We plan, create and finetune our business and concepts, trying to make them perfect so they will succeed. This can become a detriment, however, when taken too far. No idea or product, nor strategy or concept will ever be completely perfect.

In waiting for perfection, we may miss our opportunity. Whether you want to launch a business, step up a partnership, or release a product — there is a fine line between gathering your parachute, checking for holes and taking precautions, and knowing when it’s time to take the leap.

The Who matters. There are no solo wins.

Who we choose to work with and who is around us is so integral to our success, and frankly, to our happiness. It is commonly said that we are the product of the five people we spend the most time with. If that doesn’t sum up the importance of who we surround ourselves with, I don’t know what does!

We discussed this at length over the weekend. With respect to business, I can run 10 to 20 businesses because of my strong relationships. I know that I have people I can leverage and trust to make decisions autonomously that will benefit the greater good. I saw this message ring true throughout many of the others at the retreat. For example, Tony was working on incredible and massive projects, all through relationships.

The key here is the people — if you are trusting someone to make decisions and to do the right thing, they need to have integrity and they need to over-deliver. Ensure that the people you surround yourself with are trustworthy, prepared, exceptional at their craft and strive to go above and beyond expectations.

It’s not only what you do, but why you do it.

I had the opportunity to talk with Mike Tyson one-on-one and to learn a little more from him about his “why”.

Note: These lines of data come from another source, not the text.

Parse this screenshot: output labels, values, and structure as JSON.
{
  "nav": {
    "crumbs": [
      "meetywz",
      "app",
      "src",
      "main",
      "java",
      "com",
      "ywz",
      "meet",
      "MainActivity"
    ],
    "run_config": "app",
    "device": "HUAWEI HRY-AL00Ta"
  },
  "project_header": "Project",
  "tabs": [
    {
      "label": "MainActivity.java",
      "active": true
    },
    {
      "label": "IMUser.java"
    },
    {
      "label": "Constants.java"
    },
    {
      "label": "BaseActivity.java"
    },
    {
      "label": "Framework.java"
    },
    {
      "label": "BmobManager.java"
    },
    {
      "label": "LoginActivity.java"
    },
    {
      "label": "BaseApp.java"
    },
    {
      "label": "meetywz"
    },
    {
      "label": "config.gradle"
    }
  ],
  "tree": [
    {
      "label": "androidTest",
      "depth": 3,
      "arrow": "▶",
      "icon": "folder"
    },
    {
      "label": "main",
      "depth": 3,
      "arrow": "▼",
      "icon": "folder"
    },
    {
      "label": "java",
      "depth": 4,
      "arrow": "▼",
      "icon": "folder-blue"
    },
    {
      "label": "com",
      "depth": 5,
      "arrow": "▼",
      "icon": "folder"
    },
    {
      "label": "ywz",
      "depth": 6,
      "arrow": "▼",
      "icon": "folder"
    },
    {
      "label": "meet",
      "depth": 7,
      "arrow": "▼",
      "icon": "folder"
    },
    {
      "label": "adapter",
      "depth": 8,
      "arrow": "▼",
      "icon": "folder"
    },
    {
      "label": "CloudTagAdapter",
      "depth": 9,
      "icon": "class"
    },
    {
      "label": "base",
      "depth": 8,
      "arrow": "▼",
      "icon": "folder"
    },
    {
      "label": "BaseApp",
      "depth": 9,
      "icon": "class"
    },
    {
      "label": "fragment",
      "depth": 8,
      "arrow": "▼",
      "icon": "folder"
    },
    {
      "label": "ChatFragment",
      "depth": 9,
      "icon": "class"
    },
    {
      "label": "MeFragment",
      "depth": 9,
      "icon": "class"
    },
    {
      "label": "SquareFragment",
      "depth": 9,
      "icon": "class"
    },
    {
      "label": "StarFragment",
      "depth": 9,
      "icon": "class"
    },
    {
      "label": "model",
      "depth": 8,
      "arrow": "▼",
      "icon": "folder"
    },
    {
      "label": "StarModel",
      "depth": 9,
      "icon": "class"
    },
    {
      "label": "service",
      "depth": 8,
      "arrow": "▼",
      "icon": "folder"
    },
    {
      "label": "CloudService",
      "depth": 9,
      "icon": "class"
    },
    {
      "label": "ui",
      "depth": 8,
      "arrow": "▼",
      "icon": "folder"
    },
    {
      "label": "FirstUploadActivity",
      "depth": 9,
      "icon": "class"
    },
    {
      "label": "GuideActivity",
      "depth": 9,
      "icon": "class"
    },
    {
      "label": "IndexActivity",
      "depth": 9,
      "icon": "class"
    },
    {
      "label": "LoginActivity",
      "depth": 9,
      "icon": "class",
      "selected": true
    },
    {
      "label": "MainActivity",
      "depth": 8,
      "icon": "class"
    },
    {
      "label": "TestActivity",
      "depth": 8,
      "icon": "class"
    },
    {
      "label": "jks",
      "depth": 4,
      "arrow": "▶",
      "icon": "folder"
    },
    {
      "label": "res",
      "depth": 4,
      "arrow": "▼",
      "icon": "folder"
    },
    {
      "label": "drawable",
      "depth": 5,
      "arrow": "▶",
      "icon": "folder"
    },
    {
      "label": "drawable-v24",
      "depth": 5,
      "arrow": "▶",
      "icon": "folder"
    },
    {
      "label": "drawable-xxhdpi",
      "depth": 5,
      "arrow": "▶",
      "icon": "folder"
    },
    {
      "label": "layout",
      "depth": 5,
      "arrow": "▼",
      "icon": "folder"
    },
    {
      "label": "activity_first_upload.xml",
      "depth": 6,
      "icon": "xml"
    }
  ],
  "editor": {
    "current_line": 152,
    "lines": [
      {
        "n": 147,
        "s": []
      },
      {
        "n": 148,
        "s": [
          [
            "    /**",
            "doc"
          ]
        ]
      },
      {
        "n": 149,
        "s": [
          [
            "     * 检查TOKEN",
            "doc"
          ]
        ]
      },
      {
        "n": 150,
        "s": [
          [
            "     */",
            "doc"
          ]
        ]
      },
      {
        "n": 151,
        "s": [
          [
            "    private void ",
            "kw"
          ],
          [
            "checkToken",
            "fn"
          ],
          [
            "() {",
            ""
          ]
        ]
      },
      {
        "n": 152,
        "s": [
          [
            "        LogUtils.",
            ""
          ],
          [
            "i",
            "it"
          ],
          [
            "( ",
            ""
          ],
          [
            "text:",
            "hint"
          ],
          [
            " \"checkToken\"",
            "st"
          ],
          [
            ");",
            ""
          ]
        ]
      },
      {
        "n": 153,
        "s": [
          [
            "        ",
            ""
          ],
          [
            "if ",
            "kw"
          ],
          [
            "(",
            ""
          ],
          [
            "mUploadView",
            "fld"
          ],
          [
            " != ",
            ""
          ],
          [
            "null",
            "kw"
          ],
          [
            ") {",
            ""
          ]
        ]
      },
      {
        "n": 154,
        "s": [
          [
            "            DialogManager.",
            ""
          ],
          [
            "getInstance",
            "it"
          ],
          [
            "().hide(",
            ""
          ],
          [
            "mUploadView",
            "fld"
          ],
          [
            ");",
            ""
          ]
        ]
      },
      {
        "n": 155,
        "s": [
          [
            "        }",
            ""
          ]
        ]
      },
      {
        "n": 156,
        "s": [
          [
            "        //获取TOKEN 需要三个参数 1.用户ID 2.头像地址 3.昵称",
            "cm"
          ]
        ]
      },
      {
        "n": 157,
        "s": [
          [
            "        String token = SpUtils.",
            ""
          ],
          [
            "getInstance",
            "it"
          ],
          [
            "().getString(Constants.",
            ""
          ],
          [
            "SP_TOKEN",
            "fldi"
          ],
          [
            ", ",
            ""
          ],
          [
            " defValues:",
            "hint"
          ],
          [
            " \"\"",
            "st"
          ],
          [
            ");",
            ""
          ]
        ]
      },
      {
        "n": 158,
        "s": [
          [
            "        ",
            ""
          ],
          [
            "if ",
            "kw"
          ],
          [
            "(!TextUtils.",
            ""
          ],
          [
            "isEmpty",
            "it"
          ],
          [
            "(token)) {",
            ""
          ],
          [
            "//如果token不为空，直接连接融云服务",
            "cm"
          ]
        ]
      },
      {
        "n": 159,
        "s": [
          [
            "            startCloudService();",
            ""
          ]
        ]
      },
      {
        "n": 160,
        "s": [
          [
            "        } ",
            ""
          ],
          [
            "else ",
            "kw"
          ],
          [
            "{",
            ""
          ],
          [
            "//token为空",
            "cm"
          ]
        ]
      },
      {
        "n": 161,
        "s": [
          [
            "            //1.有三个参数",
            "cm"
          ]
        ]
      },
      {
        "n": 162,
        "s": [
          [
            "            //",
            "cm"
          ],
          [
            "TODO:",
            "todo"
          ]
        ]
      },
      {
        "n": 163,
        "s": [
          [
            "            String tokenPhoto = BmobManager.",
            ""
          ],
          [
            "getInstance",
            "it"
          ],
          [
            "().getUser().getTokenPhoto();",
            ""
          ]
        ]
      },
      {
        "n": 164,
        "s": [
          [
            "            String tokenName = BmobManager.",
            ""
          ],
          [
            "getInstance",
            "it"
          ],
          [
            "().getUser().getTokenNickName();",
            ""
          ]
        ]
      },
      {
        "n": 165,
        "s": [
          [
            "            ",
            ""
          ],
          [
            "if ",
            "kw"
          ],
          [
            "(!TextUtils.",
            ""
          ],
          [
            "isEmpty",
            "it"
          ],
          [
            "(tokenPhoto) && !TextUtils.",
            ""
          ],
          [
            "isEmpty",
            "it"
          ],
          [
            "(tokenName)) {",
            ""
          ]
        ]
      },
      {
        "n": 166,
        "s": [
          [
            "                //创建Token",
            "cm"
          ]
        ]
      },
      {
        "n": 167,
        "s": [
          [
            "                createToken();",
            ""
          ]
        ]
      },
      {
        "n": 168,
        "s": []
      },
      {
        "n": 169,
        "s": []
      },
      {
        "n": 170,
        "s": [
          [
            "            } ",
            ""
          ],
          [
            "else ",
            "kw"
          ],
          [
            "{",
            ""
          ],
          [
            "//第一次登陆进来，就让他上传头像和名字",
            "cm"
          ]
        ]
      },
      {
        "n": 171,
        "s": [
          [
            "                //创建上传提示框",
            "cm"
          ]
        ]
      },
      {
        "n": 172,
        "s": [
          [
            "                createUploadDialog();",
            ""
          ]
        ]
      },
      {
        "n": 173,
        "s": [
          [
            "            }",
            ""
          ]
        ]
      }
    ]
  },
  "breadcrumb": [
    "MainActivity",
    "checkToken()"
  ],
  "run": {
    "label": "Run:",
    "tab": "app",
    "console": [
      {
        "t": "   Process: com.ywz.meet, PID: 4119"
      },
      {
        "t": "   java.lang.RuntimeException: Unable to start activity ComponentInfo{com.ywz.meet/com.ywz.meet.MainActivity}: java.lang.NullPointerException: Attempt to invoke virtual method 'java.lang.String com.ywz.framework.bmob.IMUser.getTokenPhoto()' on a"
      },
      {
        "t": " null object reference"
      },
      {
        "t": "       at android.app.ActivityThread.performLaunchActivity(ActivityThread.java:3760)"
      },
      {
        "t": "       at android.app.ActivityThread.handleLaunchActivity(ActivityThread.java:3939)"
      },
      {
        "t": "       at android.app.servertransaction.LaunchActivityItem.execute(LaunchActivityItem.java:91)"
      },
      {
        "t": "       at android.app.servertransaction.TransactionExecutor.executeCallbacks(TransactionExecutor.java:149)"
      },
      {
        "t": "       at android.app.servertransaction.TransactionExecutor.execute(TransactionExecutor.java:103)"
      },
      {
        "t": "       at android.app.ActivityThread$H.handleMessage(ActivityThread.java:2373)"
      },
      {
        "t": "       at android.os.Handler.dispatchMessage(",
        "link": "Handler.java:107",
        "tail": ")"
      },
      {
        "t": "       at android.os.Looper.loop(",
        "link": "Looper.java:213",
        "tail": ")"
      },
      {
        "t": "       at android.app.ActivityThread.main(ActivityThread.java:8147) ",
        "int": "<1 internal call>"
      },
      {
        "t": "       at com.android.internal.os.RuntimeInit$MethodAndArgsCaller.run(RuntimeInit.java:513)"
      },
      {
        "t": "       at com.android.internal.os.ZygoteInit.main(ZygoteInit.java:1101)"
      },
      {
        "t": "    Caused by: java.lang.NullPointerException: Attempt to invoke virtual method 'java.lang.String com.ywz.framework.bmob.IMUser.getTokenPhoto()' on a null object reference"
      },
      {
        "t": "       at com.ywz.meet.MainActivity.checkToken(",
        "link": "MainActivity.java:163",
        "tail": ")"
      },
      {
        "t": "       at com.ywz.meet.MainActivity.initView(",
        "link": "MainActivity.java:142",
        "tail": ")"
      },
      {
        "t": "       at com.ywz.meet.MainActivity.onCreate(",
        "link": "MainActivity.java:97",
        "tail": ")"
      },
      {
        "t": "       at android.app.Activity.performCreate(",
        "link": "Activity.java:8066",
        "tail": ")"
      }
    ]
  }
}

Mike Tyson had a tough childhood — it included drugs, 40 arrests by the age of 12, loss of his mother and his daughter, and many other challenges. When he met Cus D-Amato, his life changed. He finally had someone who believed in him, and he became the heavyweight champion at just 19.

That wasn’t because he was good at battling in the arena (although he obviously was!) but because he was good at battling his demons and external factors. He knew inside himself that he could be more. Because of this drive, he would do what his competitors didn’t. He went for runs at 4 a.m. while his competition was sleeping, he worked on self-improvement and introspection into his life and career, and he focused on healing himself from his past.

Mike is a very insightful person and he is committed to self-growth, constantly working to improve as a person. He is the embodiment of gentle, yet powerful. He had every reason not to succeed, but he decided not to make excuses and to move past those obstacles, letting go of bitterness and resentment, to reach success. Hey, like we said — “The best fighter is never angry!”

I also believe this quote captures Mike’s drive: “When you want something, all the universe conspires in helping you to achieve it!” — Paulo Coelho

As you can see, my weekend at Tony Robbins’ home with this group of phoneomal leaders changed my life — for the better. I am extremely grateful to all my retreat counterparts, with an extra thank you to Mike and Tony. I am a firm believer in creating our own paths, but we always need a little help from the universe and the people around us.

Friends and Growth Warriors, take the time to reflect and to learn from yourself and from others. Whether you learn something new or just re-remember something you already knew, it’ll be worth the effort.


The Way of the Growth Warrior: 7 Non-Negotiable Skills to Scale Your Business in Uncertain Times
Download a free chapter today.